I was awoken by flashes of lightening and loud overhead thunder at about 04:30am this morning. Now I generally sleep like the dead. Once my head hits the pillow I’m out for the count for 8hrs minimum. So, if anything wakes me up- it’s loud, really loud. My bedroom windows overlook the sea and, since we’re not overlooked, I see no reason to cover the magnificent view with curtains. The bedroom was lit up like the Blackpool illuminations by the thunderstorm.

When the alarm went off at 06:00am, I could hear the rain so turned over and went back to sleep: no L’Antiboise today. Yes, once again rain has stopped play on a Sunday. I had planned to do the 150km Brevet today thereby garnering maximum points for the club and putting in some valuable Livestrong training mileage.

Last year I had ridden the 100km with my husband. The course starts in Antibes,  goes along the coast to Agay, then turns into the l’Esterel hills before returning back along the coast via La Napoule. The longer route takes you past Lac St Cassien and over towards Grasse before returning to Antibes via Valbonne. Both great rides in good weather.

It’s not that I’m afraid of getting wet but, as I found out in the Pyrenees, my brake pads need replacing. They’ve been ordered and will be fitted next week. We rode in the pouring rain in the Pyrenees over Easter. On the Saturday I was able to demonstrate “how to perform an emergency stop” to the rest of the group. My brakes failed as I was rolling down a hill to catch up with them. They were waiting for me by the side of the road. Noting that they were next to a grassy patch, and my husband was at the back I hollered “my brakes aren’t working”. My husband caught my arm, thereby slowing me down somewhat and I flung myself over to my right and onto the grass.
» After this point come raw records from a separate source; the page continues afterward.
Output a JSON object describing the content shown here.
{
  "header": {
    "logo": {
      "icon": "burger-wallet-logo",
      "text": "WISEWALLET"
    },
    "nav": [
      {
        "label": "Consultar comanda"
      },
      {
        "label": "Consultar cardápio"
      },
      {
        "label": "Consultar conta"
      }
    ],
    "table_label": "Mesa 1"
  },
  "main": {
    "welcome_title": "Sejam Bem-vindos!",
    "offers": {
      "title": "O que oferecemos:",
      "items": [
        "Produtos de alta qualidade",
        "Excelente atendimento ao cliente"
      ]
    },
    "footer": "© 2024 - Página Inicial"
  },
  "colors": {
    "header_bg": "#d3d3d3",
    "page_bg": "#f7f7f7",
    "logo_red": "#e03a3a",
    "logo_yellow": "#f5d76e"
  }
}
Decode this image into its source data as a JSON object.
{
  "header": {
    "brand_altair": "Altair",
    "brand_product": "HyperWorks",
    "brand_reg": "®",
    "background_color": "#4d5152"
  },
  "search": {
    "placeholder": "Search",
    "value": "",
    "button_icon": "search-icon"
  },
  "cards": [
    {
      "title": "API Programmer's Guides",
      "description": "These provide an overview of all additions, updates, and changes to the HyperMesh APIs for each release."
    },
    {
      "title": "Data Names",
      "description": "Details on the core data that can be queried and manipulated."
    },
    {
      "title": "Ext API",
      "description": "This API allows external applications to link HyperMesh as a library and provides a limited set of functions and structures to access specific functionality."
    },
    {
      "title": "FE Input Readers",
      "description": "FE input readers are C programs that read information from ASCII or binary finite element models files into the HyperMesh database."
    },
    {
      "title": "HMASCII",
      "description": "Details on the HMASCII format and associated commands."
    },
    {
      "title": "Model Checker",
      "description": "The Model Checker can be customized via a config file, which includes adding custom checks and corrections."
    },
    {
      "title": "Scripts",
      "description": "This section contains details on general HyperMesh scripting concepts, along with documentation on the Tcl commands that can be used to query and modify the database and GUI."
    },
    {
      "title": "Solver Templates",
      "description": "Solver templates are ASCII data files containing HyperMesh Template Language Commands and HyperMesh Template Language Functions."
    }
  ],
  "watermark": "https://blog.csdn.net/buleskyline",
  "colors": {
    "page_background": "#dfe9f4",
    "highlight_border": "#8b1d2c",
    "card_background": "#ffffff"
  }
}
Both the bike and I came away unscathed, though I did have some rather spectacular bruising to my right knee and elbow.

Now, I’m a pretty good descender, largely thanks to my bike. I had thought that it was due to my superior bodyweight but if my husband and I descend at the same time, I go much faster than he does and he’s a good 20kg heavier than me. 

By 10:00am the rain had stopped and the roads were starting to dry out. So I went for a ride with my husband, meeting a number of club members en route. Let’s hope the weather will be fine for the Louis Caput next week end.